**PROBLEM DETAILS**.
A single number is expected: the count of lines in the entries below that contain "title".
----------------
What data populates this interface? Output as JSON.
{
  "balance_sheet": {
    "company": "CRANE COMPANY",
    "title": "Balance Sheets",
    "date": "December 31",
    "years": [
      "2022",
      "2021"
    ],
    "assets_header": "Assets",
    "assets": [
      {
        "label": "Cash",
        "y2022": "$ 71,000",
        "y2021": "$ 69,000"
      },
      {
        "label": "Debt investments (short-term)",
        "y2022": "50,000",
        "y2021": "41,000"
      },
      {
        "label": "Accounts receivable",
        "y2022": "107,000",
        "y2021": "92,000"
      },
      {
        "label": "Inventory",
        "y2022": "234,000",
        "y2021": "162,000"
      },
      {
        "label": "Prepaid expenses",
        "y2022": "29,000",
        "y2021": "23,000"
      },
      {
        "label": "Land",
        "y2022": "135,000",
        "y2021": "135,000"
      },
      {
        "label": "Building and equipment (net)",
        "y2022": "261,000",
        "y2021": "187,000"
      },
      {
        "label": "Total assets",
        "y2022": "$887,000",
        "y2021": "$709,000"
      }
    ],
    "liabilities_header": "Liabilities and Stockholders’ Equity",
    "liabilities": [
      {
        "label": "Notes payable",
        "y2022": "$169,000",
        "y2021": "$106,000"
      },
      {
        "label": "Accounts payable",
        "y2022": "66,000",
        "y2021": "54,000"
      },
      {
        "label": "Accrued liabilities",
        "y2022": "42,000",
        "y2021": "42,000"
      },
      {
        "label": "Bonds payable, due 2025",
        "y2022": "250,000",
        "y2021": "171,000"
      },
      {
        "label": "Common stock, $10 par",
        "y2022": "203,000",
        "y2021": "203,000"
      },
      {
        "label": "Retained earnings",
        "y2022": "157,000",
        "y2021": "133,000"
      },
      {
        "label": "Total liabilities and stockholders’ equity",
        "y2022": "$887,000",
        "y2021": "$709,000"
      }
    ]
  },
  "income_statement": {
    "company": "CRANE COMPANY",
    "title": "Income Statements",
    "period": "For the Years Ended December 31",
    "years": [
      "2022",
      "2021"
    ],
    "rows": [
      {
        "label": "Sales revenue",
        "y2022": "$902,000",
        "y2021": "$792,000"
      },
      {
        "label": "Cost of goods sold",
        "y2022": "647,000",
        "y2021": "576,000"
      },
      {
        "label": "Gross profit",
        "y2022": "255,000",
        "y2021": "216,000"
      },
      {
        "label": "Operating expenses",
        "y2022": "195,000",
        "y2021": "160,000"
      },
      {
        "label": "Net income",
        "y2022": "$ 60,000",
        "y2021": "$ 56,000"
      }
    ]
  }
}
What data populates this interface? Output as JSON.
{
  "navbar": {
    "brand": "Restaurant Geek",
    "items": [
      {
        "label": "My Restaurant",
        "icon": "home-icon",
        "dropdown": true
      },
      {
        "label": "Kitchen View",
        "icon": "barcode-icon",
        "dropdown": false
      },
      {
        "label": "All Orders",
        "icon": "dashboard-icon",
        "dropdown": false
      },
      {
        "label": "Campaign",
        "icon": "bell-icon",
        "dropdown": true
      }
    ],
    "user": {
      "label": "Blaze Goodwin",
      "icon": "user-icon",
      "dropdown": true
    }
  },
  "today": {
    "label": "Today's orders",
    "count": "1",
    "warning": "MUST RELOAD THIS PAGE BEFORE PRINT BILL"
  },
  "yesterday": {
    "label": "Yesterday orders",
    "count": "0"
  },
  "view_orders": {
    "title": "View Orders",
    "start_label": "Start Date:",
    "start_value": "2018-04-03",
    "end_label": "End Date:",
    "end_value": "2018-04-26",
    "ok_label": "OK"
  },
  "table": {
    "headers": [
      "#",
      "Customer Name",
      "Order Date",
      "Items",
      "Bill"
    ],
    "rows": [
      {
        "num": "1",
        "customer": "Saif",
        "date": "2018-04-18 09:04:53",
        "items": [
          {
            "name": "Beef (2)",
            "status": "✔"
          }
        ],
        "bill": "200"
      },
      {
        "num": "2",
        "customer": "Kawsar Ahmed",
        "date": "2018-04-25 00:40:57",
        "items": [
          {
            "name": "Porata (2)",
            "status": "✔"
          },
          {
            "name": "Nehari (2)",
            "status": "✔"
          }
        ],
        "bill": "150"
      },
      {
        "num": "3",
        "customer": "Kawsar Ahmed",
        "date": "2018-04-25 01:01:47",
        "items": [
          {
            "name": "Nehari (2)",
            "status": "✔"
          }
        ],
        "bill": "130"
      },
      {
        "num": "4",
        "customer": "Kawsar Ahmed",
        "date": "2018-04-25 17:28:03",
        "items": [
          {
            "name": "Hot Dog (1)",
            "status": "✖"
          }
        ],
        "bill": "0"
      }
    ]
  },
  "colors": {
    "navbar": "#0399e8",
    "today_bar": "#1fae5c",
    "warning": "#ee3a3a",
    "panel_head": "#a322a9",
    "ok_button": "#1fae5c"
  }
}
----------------
**SOLVED EXERCISE**.
3